Lancaster is a city on the rise… sometimes, quite literally. All of the commercial, retail and culinary developments in the city have coincided with the development of its buildings, resources and of course, employment. A shift this colossal — and ongoing — requires careful management and a team working to ensure that residents, small and large businesses, communities, educational institutions, nonprofits and the government can coexist in a dynamic, clean and safe city… and that’s where the Lancaster City Alliance comes in.
The organization recently partnered with Communication Action Partnership (CAP), the county’s largest anti-poverty organization to ensure that Lancaster nonprofits are working alongside one another “to ensure maximum impact for the community, Anne Williams, the organization’s director of communications explains.
“The partnership officially began a few months ago when we were hearing from our affiliates in the construction industry that they are experiencing a large workforce gap,” she explained. “That gap drives up the cost of construction labor and stifles the growth of equitable housing in the City of Lancaster.” But the collaboration aims to place unemployed and underemployed City residents in living wage construction jobs, address the workforce gap in the construction industry.
LCA/Cap serves as a liaison between a those who need employment and the organizations that can help them develop the skills they require. “This project is a self-sustaining ecosystem. Meaning, difficult to employ individuals in Lancaster City have been given the support and training they need to thrive,” Williams explains. “They now have jobs repairing façades. With the repetition of doing façade work, they build an in-demand and specific skill set. This makes them more valuable to the construction industry, securing their opportunity to remain employed in a thriving wage career.”
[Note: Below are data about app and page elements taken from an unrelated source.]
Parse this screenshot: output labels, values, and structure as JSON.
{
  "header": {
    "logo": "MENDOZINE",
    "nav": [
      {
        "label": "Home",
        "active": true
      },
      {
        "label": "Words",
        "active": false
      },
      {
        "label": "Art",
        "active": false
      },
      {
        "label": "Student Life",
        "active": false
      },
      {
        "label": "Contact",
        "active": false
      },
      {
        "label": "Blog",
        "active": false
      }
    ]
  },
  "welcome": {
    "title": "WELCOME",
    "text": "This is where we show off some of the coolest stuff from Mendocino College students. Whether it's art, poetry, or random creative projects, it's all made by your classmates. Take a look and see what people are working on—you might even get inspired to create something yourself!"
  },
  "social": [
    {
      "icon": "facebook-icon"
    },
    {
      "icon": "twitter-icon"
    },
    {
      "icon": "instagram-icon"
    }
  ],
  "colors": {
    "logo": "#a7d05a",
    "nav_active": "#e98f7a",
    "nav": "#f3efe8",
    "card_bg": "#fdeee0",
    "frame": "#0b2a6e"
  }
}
She went onto explain that the influx in employment has helped to improve properties in Lancaster experiencing disinvestment, and that children in the neighborhood seeing people like them working to make a positive change for the community is an important part of its long-term impact. “This instills pride in the neighborhood, which leads to neighborhood stabilization, which we know leads to additional neighborhood investments,” Williams shares.
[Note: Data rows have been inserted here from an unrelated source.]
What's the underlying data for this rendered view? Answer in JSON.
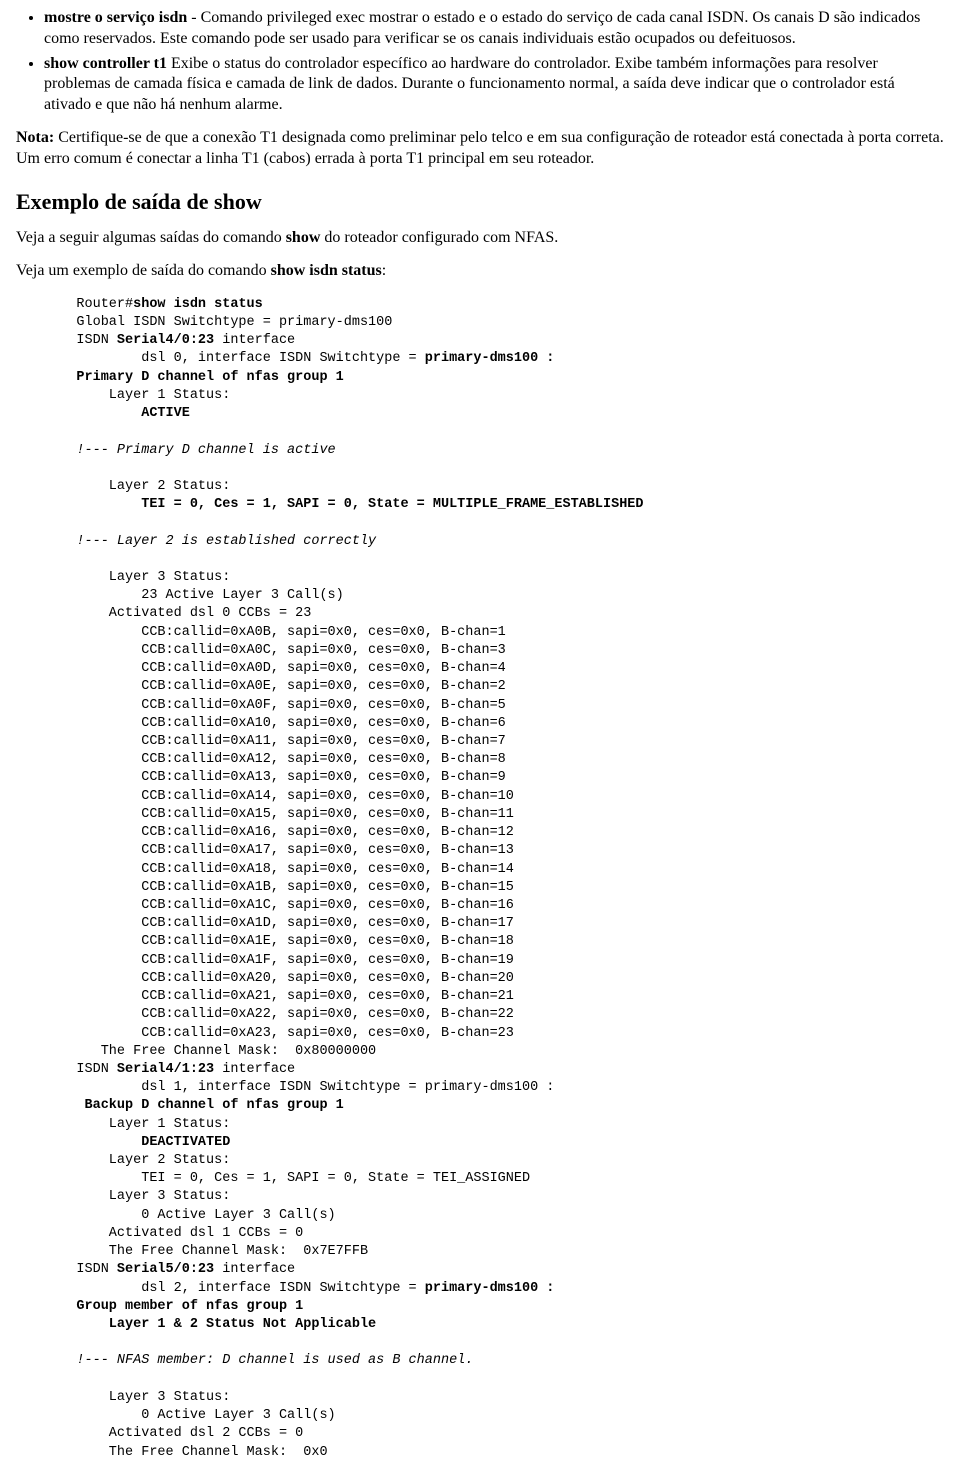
{
  "bullet1": {
    "bold": "mostre o serviço isdn",
    "text": " - Comando privileged exec mostrar o estado e o estado do serviço de cada canal ISDN. Os canais D são indicados como reservados. Este comando pode ser usado para verificar se os canais individuais estão ocupados ou defeituosos."
  },
  "bullet2": {
    "bold": "show controller t1",
    "text": " Exibe o status do controlador específico ao hardware do controlador. Exibe também informações para resolver problemas de camada física e camada de link de dados. Durante o funcionamento normal, a saída deve indicar que o controlador está ativado e que não há nenhum alarme."
  },
  "note": {
    "bold": "Nota:",
    "text": " Certifique-se de que a conexão T1 designada como preliminar pelo telco e em sua configuração de roteador está conectada à porta correta. Um erro comum é conectar a linha T1 (cabos) errada à porta T1 principal em seu roteador."
  },
  "heading": "Exemplo de saída de show",
  "para1": {
    "pre": "Veja a seguir algumas saídas do comando ",
    "bold": "show",
    "post": " do roteador configurado com NFAS."
  },
  "para2": {
    "pre": "Veja um exemplo de saída do comando ",
    "bold": "show isdn status",
    "post": ":"
  },
  "code": {
    "l01a": "    Router#",
    "l01b": "show isdn status",
    "l02": "    Global ISDN Switchtype = primary-dms100",
    "l03a": "    ISDN ",
    "l03b": "Serial4/0:23",
    "l03c": " interface",
    "l04a": "            dsl 0, interface ISDN Switchtype = ",
    "l04b": "primary-dms100 :",
    "l05": "    Primary D channel of nfas group 1",
    "l06": "        Layer 1 Status:",
    "l07": "            ACTIVE",
    "l08": "",
    "l09": "    !--- Primary D channel is active",
    "l10": "",
    "l11": "        Layer 2 Status:",
    "l12": "            TEI = 0, Ces = 1, SAPI = 0, State = MULTIPLE_FRAME_ESTABLISHED",
    "l13": "",
    "l14": "    !--- Layer 2 is established correctly",
    "l15": "",
    "l16": "        Layer 3 Status:",
    "l17": "            23 Active Layer 3 Call(s)",
    "l18": "        Activated dsl 0 CCBs = 23",
    "l19": "            CCB:callid=0xA0B, sapi=0x0, ces=0x0, B-chan=1",
    "l20": "            CCB:callid=0xA0C, sapi=0x0, ces=0x0, B-chan=3",
    "l21": "            CCB:callid=0xA0D, sapi=0x0, ces=0x0, B-chan=4",
    "l22": "            CCB:callid=0xA0E, sapi=0x0, ces=0x0, B-chan=2",
    "l23": "            CCB:callid=0xA0F, sapi=0x0, ces=0x0, B-chan=5",
    "l24": "            CCB:callid=0xA10, sapi=0x0, ces=0x0, B-chan=6",
    "l25": "            CCB:callid=0xA11, sapi=0x0, ces=0x0, B-chan=7",
    "l26": "            CCB:callid=0xA12, sapi=0x0, ces=0x0, B-chan=8",
    "l27": "            CCB:callid=0xA13, sapi=0x0, ces=0x0, B-chan=9",
    "l28": "            CCB:callid=0xA14, sapi=0x0, ces=0x0, B-chan=10",
    "l29": "            CCB:callid=0xA15, sapi=0x0, ces=0x0, B-chan=11",
    "l30": "            CCB:callid=0xA16, sapi=0x0, ces=0x0, B-chan=12",
    "l31": "            CCB:callid=0xA17, sapi=0x0, ces=0x0, B-chan=13",
    "l32": "            CCB:callid=0xA18, sapi=0x0, ces=0x0, B-chan=14",
    "l33": "            CCB:callid=0xA1B, sapi=0x0, ces=0x0, B-chan=15",
    "l34": "            CCB:callid=0xA1C, sapi=0x0, ces=0x0, B-chan=16",
    "l35": "            CCB:callid=0xA1D, sapi=0x0, ces=0x0, B-chan=17",
    "l36": "            CCB:callid=0xA1E, sapi=0x0, ces=0x0, B-chan=18",
    "l37": "            CCB:callid=0xA1F, sapi=0x0, ces=0x0, B-chan=19",
    "l38": "            CCB:callid=0xA20, sapi=0x0, ces=0x0, B-chan=20",
    "l39": "            CCB:callid=0xA21, sapi=0x0, ces=0x0, B-chan=21",
    "l40": "            CCB:callid=0xA22, sapi=0x0, ces=0x0, B-chan=22",
    "l41": "            CCB:callid=0xA23, sapi=0x0, ces=0x0, B-chan=23",
    "l42": "       The Free Channel Mask:  0x80000000",
    "l43a": "    ISDN ",
    "l43b": "Serial4/1:23",
    "l43c": " interface",
    "l44": "            dsl 1, interface ISDN Switchtype = primary-dms100 :",
    "l45": "     Backup D channel of nfas group 1",
    "l46": "        Layer 1 Status:",
    "l47": "            DEACTIVATED",
    "l48": "        Layer 2 Status:",
    "l49": "            TEI = 0, Ces = 1, SAPI = 0, State = TEI_ASSIGNED",
    "l50": "        Layer 3 Status:",
    "l51": "            0 Active Layer 3 Call(s)",
    "l52": "        Activated dsl 1 CCBs = 0",
    "l53": "        The Free Channel Mask:  0x7E7FFB",
    "l54a": "    ISDN ",
    "l54b": "Serial5/0:23",
    "l54c": " interface",
    "l55a": "            dsl 2, interface ISDN Switchtype = ",
    "l55b": "primary-dms100 :",
    "l56": "    Group member of nfas group 1",
    "l57": "        Layer 1 & 2 Status Not Applicable",
    "l58": "",
    "l59": "    !--- NFAS member: D channel is used as B channel.",
    "l60": "",
    "l61": "        Layer 3 Status:",
    "l62": "            0 Active Layer 3 Call(s)",
    "l63": "        Activated dsl 2 CCBs = 0",
    "l64": "        The Free Channel Mask:  0x0"
  }
}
Only five years old, the Lancaster City Alliance is passionate about the “vitality of the city,” Williams says, “we serve as a central repository of information, resources, and connections for getting things done. With the assistance of our many partners, this has resulted in traditional economic development investment, supporting entrepreneurs and the merchant community, and enhancing quality of life for City residents, visitors, and businesses.”
Ultimately, LCA/CAP serves to strengthen the city, the general contracting community and the improved lives of our community members and neighbors. All in all, it’s engaging as many people as we can in the betterment and revitalization of the community. As Williams explains, fostering pride for the city in combination with the application of skills needed can “lay the foundation to create and evolve a replicable model that could lift a significant number of families out of poverty through living wage employment.”